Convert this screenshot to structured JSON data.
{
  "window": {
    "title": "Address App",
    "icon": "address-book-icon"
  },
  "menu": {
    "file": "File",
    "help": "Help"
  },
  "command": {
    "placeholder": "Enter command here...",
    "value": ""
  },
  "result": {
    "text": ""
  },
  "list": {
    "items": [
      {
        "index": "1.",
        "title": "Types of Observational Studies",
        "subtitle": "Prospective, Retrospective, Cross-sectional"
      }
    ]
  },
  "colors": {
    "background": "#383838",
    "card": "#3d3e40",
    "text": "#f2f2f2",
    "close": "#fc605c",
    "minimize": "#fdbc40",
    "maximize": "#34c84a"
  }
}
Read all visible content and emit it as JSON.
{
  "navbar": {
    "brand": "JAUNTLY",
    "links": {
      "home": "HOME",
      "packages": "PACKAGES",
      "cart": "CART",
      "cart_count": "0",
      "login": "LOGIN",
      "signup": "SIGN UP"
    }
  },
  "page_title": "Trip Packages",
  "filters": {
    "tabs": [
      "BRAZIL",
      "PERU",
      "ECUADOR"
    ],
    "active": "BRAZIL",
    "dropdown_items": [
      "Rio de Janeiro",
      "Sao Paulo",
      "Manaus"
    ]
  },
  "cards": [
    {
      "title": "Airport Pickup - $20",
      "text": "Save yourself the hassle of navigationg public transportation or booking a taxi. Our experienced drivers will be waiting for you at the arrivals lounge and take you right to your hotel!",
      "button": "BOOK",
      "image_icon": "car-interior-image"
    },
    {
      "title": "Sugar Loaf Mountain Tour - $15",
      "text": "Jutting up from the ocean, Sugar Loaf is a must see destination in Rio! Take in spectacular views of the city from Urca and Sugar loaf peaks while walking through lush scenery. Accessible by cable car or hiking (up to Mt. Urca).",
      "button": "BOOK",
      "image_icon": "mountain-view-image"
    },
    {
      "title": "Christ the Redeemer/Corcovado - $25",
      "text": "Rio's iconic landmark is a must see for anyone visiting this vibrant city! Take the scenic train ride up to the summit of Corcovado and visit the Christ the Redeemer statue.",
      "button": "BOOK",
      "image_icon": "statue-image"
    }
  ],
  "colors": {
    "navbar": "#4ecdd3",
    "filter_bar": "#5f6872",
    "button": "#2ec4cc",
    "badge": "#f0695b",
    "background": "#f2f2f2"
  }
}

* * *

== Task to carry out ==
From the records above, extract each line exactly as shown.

== Reply to the task ==
Convert this screenshot to structured JSON data.
{
  "window": {
    "title": "Address App",
    "icon": "address-book-icon"
  },
  "menu": {
    "file": "File",
    "help": "Help"
  },
  "command": {
    "placeholder": "Enter command here...",
    "value": ""
  },
  "result": {
    "text": ""
  },
  "list": {
    "items": [
      {
        "index": "1.",
        "title": "Types of Observational Studies",
        "subtitle": "Prospective, Retrospective, Cross-sectional"
      }
    ]
  },
  "colors": {
    "background": "#383838",
    "card": "#3d3e40",
    "text": "#f2f2f2",
    "close": "#fc605c",
    "minimize": "#fdbc40",
    "maximize": "#34c84a"
  }
}
Read all visible content and emit it as JSON.
{
  "navbar": {
    "brand": "JAUNTLY",
    "links": {
      "home": "HOME",
      "packages": "PACKAGES",
      "cart": "CART",
      "cart_count": "0",
      "login": "LOGIN",
      "signup": "SIGN UP"
    }
  },
  "page_title": "Trip Packages",
  "filters": {
    "tabs": [
      "BRAZIL",
      "PERU",
      "ECUADOR"
    ],
    "active": "BRAZIL",
    "dropdown_items": [
      "Rio de Janeiro",
      "Sao Paulo",
      "Manaus"
    ]
  },
  "cards": [
    {
      "title": "Airport Pickup - $20",
      "text": "Save yourself the hassle of navigationg public transportation or booking a taxi. Our experienced drivers will be waiting for you at the arrivals lounge and take you right to your hotel!",
      "button": "BOOK",
      "image_icon": "car-interior-image"
    },
    {
      "title": "Sugar Loaf Mountain Tour - $15",
      "text": "Jutting up from the ocean, Sugar Loaf is a must see destination in Rio! Take in spectacular views of the city from Urca and Sugar loaf peaks while walking through lush scenery. Accessible by cable car or hiking (up to Mt. Urca).",
      "button": "BOOK",
      "image_icon": "mountain-view-image"
    },
    {
      "title": "Christ the Redeemer/Corcovado - $25",
      "text": "Rio's iconic landmark is a must see for anyone visiting this vibrant city! Take the scenic train ride up to the summit of Corcovado and visit the Christ the Redeemer statue.",
      "button": "BOOK",
      "image_icon": "statue-image"
    }
  ],
  "colors": {
    "navbar": "#4ecdd3",
    "filter_bar": "#5f6872",
    "button": "#2ec4cc",
    "badge": "#f0695b",
    "background": "#f2f2f2"
  }
}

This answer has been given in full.